With a background in English, do lyrics often come to you before a melody?
A lot of time it all sort of happens at the same time. In fact, it’s almost always like that. I’m just wading through this thing that I don't know what it is yet. I rarely write lyrics down. It’s all part of the same thing to me really.
You’re now touring to promote your newest CD, The Money. Tell me a little bit about it.
Well, it’s the third record I’ve made with the same cast of people. I think they’re characterized by a classicist formality in the sense that the instrumentation is comparable to songwriters in the late '60s/'70s and the recording process, too. Most songs have two to three versus, a bridge, and an out-chorus. And it’s a structure I held myself to because on some instinctual level that structure works for people listening to music as well as making it in a way that people expect it without realizing it because it’s so natural. And I wanted to be a great writer and, in order to be a great writer, I wanted to write within certain limitations before I decided to really step outside of that. These last three records were all about paying my respects to the past and learning from that, and then carving out my own niche. I don’t think this record is a huge departure from the other two that came before it except that it’s a little bit more of a rootsy, Americana sound, which is sort of a return to form from when I first started. I look at The Money as a bookend to Like a Bird, Like a Plane, which came out in 2009. And, I think it’s my best, if not one of my best.

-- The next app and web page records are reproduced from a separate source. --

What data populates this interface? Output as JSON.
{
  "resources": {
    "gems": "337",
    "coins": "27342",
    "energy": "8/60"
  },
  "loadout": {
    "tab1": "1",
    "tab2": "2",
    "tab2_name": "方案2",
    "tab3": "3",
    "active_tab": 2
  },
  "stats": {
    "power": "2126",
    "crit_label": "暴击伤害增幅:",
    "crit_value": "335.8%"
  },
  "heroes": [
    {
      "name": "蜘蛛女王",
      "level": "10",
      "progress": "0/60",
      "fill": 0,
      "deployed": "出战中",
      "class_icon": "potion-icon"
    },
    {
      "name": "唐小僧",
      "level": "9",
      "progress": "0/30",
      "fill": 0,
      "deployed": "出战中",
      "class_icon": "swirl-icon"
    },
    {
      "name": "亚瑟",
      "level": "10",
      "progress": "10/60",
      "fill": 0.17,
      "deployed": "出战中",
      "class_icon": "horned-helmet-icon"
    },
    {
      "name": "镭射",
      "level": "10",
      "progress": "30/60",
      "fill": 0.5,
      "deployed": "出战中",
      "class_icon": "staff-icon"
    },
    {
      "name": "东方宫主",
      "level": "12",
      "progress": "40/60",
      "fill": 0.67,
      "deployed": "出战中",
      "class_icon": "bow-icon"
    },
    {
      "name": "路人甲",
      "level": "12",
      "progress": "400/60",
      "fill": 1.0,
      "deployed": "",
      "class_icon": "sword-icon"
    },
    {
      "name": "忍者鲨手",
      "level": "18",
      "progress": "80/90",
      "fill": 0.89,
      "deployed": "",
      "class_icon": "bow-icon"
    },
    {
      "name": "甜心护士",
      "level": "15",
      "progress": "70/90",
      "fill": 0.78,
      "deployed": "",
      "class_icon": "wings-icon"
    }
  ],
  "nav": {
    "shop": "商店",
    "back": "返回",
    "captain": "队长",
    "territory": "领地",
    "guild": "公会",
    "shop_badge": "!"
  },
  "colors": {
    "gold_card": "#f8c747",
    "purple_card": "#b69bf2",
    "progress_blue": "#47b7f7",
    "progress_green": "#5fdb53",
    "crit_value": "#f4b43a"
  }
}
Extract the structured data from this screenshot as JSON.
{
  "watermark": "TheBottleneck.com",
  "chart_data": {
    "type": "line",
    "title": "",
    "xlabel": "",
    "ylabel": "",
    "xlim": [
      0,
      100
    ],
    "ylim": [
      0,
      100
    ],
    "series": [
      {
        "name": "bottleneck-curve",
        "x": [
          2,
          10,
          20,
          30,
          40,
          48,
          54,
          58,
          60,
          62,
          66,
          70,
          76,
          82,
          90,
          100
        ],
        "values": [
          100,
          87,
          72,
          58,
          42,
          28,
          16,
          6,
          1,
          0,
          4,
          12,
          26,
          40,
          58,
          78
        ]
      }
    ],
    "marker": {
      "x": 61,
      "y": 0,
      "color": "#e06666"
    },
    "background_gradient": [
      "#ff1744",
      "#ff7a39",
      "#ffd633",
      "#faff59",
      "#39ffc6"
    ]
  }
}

Awesome! I can’t wait to hear some of the songs from it at Saturday’s show.
I’m looking forward to coming back to Easton. Easton’s one of those places that’s been so good to me, I always look forward to coming back. I don’t take it for granted.
Catch Charlie Mars at the Avalon Theatre in Easton on Saturday, January 31st. Doors open at 7:30 p.m.; show starts at 8 p.m. Tickets are $25. For more information or to purchase tickets, call 410-822-7299 or visit avalontheatre.com.